Last year, West Hollywood became one of a growing number of Southern California cities to impose tough regulations on short-term rentals. As WeHoville reports, those restrictions made it illegal to rent homes, apartments, or even individual rooms for less than 31 days at a time—all but outlawing the types of rentals commonly found on such websites as Airbnb.

But a new report from the city’s public works department indicates these new rules are largely ignored.

Nearly two percent of WeHo’s 25,000 residential units are listed on Airbnb, and 170 code compliance cases have been opened against properties, according to the report. Plus, penalties—which were meant to deter landlords from taking residential units off the rental market—have proven ineffective. The fine for a first violation is $250. That increases to $450 and $850 for second and third violations.

So the West Hollywood City Council is considering a new fees that punish violators based on the cost of the unit in question. First violations would result in a fine that is 200 percent of the unit cost, with second and third violations going up to 300 and 400 percent, respectively. Subsequent violations are prosecuted as misdemeanors. Increasing fines could have an outsize effect on renters or small property owners looking to rent a single room, the report notes.

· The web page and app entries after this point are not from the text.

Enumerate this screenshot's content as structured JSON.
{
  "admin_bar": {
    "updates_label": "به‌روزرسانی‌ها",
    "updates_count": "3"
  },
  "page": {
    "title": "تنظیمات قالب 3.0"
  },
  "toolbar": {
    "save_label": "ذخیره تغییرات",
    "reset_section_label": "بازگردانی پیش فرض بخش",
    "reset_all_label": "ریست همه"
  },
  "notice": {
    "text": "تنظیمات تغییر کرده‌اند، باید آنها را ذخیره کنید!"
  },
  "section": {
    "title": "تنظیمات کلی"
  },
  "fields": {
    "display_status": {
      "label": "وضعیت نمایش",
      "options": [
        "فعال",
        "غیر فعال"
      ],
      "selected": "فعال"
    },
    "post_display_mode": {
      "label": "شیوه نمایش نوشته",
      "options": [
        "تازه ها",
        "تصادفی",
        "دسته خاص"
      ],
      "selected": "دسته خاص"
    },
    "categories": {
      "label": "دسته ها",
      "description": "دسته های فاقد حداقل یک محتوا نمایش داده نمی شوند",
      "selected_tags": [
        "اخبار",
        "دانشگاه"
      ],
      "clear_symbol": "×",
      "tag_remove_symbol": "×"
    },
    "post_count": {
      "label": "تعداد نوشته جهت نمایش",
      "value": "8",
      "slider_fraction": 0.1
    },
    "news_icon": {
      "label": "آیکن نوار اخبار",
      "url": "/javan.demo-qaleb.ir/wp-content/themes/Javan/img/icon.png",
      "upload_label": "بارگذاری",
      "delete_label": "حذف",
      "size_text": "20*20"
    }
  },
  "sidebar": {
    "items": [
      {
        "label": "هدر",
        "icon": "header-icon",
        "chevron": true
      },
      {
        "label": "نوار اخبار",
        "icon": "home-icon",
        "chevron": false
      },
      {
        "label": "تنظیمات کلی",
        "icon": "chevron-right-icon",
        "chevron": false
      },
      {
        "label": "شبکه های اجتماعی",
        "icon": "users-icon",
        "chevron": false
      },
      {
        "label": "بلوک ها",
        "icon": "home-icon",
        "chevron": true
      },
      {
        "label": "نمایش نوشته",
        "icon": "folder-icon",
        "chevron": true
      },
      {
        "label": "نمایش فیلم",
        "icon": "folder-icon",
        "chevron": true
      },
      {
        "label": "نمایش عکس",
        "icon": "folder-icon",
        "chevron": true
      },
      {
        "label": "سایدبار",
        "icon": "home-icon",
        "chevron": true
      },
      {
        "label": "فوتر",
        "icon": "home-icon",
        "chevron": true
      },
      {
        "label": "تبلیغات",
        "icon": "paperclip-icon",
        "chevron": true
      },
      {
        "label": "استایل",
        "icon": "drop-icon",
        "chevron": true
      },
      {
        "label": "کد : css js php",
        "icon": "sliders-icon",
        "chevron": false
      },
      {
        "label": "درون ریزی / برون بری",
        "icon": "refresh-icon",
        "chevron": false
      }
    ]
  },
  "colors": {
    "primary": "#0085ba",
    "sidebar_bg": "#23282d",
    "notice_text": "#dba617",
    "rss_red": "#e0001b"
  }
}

There are also administrative issues. The report says tipsters reporting violations often leave out crucial details about listings, leaving city employees to figure out whether the violations are legitimate. As a result, city staffers are now actively seeking out violators, apparently scrolling through listings on Airbnb and insideairbnb.com.

But that's not foolproof. Airbnb listings don’t always include specific addresses or photographs showing recognizable features of a home. And, the city has found that many rental units ostensibly located in WeHo actually fall outside the city’s boundaries. Because of these issues, the authors of the report note, "it is not uncommon for Code Compliance to spend more than an hour, sometimes two, on a single listing to find the necessary information to begin the citation process."

The report will be reviewed Monday by the West Hollywood City Council. Recommendations of the report include the dedication of more staff time to enforcement and an outreach campaign informing residents about the details of the new restrictions. The authors also advise against possible exemptions for the short-term rental ban around holidays and city events like Halloween Carnaval and the LA Pride Parade.